Walking your dog on a harness has many benefits and maybe now is the time to consider getting one.
In the “old days” we used to use check or choke chains to control our dogs and in some cases people even use prong or electric collars to get their furry friend to walk nicely on the lead. We’ve come a long way since then I’m glad to say and with more and more people understanding the benefits of force-free training styles, those kinds of tools have pretty much gone by the wayside. So, what can you use to walk your dog? Well, obviously there is no substitute for good training. Methods like the “300 peck” technique will help your dog to understand what is required of him rather than having his neck yanked if he pulls.
While you’re getting to grips with good training, you can use tools such as a good head collar, which will guide the dog’s head to one side if he pulls and makes walking even a large, boisterous dog very easy indeed. However, as with all new things, a head collar should be introduced slowly and gently with lots of treats and positive reinforcement so that wearing it is seen as a pleasure rather than a chore. The one I’d recommend is the “Dogmatic”. This one fits nicely on the muzzle a little like a bridle. It won’t ride up into the eyes, allows the dog to pant easily and even lets him carry his ball while wearing it.
The other and perhaps best choice of all is to get your dog used to walking on a harness. Harnesses were originally used to allow dogs to pull things so many people think that walking a dog on a harness will undoubtedly encourage him to pull. With the right harness, that just isn’t so. There are many available in all kinds of price ranges. Some are designed for sporting activities and others specifically to stop the dog pulling, but the key thing to look for is a ring not only on the top of the harness on the dog’s back, but also on the front of the dog on his chest. This allows you to attach the lead at both points, giving you a nice level of control without any pressure being forced on to the dog at the neck.

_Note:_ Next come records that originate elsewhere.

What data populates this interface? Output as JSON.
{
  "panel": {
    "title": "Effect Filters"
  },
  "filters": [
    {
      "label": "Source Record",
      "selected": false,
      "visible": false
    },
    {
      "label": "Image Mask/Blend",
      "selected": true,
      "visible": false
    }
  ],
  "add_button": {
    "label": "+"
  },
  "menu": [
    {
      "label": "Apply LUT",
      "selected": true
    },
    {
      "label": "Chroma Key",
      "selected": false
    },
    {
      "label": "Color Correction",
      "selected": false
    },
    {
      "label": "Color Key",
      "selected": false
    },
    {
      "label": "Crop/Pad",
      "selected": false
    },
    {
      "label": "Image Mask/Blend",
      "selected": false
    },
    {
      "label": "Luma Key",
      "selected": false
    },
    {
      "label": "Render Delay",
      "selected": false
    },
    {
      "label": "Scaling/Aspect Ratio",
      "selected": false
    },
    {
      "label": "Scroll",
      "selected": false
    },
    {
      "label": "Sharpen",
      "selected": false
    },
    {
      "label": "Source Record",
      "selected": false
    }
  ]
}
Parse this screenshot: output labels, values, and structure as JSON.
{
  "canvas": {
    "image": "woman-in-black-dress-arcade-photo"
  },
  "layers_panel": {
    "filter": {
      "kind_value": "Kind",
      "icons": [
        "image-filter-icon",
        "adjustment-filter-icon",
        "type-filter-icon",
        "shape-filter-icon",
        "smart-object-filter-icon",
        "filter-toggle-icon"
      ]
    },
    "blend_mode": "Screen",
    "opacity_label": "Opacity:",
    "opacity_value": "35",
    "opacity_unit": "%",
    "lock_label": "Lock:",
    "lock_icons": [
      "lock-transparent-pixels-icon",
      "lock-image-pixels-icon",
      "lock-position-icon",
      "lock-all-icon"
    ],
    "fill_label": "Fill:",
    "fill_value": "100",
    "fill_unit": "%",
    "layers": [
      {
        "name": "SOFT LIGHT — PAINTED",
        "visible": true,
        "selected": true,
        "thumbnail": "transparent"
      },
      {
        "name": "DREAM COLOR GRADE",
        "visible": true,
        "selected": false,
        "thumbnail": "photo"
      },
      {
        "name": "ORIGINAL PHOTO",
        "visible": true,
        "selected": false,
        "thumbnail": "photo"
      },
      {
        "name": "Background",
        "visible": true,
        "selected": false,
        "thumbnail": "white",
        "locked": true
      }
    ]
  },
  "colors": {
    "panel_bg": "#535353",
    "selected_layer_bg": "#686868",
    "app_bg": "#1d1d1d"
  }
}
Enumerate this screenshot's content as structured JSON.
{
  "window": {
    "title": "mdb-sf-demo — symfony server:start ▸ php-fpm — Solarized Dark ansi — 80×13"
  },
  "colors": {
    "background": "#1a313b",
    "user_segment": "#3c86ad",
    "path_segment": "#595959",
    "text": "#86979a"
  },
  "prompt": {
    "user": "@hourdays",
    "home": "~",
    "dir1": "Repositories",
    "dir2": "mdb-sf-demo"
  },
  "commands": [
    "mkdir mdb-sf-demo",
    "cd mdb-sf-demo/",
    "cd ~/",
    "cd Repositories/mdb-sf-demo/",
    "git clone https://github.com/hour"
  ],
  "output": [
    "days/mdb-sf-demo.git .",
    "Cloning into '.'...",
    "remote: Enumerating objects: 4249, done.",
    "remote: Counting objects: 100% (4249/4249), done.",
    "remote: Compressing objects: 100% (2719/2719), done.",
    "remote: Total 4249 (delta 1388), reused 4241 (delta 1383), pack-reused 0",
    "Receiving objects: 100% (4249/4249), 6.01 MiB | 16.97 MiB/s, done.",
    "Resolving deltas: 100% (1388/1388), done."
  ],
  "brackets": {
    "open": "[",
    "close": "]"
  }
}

This video illustrates why the neck is so special and why we should be trying to protect it:-
When we use an ordinary collar to walk a dog who is strong or pulls a lot, this pressure is directed to the sensitive structures of the dog such as his neck, spine, throat and even his thyroid gland, all of which can be seriously damaged if the dog pulls hard and strong repeatedly. That said, just one strong pull in the wrong way can damage your dog for life so considering a harness to walk them on is not just easier for you, but more comfortable them too.
Another safety aspect you get with a harness that you don’t with a collar is that it is much more difficult for a dog to “reverse” out of a well-fitted harness and slip it. I know of several occasions where, whether because he was spooked by something or just has his naughty trousers on, that dogs have managed to slip their collar and run off (and two of these occasions saw the dog in question chasing along a very busy road)
Good makes that have been recommended to me include the PerfectFit harness which comes in segments so you can buy exactly the right parts to fit your dog’s measurements perfectly. Another good one is that made by RuffWear. Both are very good quality harnesses and worth the money. The Perfect Fit harness is available here: https://www.dog-games-shop.co.uk/
Here’s Chi showing off his beautiful Perfect Fit Harness (with front chest ring and top ring, beautiful colour co-ordinated soft fleece to make it comfortable and of course … its a perfect fit!)
Having three large dogs myself, I opted for the Perfect Fit for Chi (our youngest and most powerful lunatic), and after quite an extensive amount of research, we finally plumped for the following harness for my older boys who are less exuberant – these too are well made with the rings on the top and the front, reflective stitching making them great for walking in the dark, padded at the chest to give support and comfort and available in bright green, bright orange or black for the more understated 😉 On a hot day, you can even pop them in the freezer for 15 minutes before you go out to give them a chilled cooling experience too.
[…] LP is said to be “idiopathic” in nature which really means they have no idea what has caused it. Likely, it has been triggered through some kind of damage to the left side of the larynx, possibly through a knock, a jerk or even just the pressure of the sudden lunge on a collar. For this reason, teaching your dog a good loose-leash walking technique and using a harness will help reduce the chances. If you are looking into getting a harness for your dog, please choose one with an anchor point on the chest and on the back to give you the control of “steering” your dog that reins give when riding a horse. See our early blog on harnesses at: R2S Harnesses […]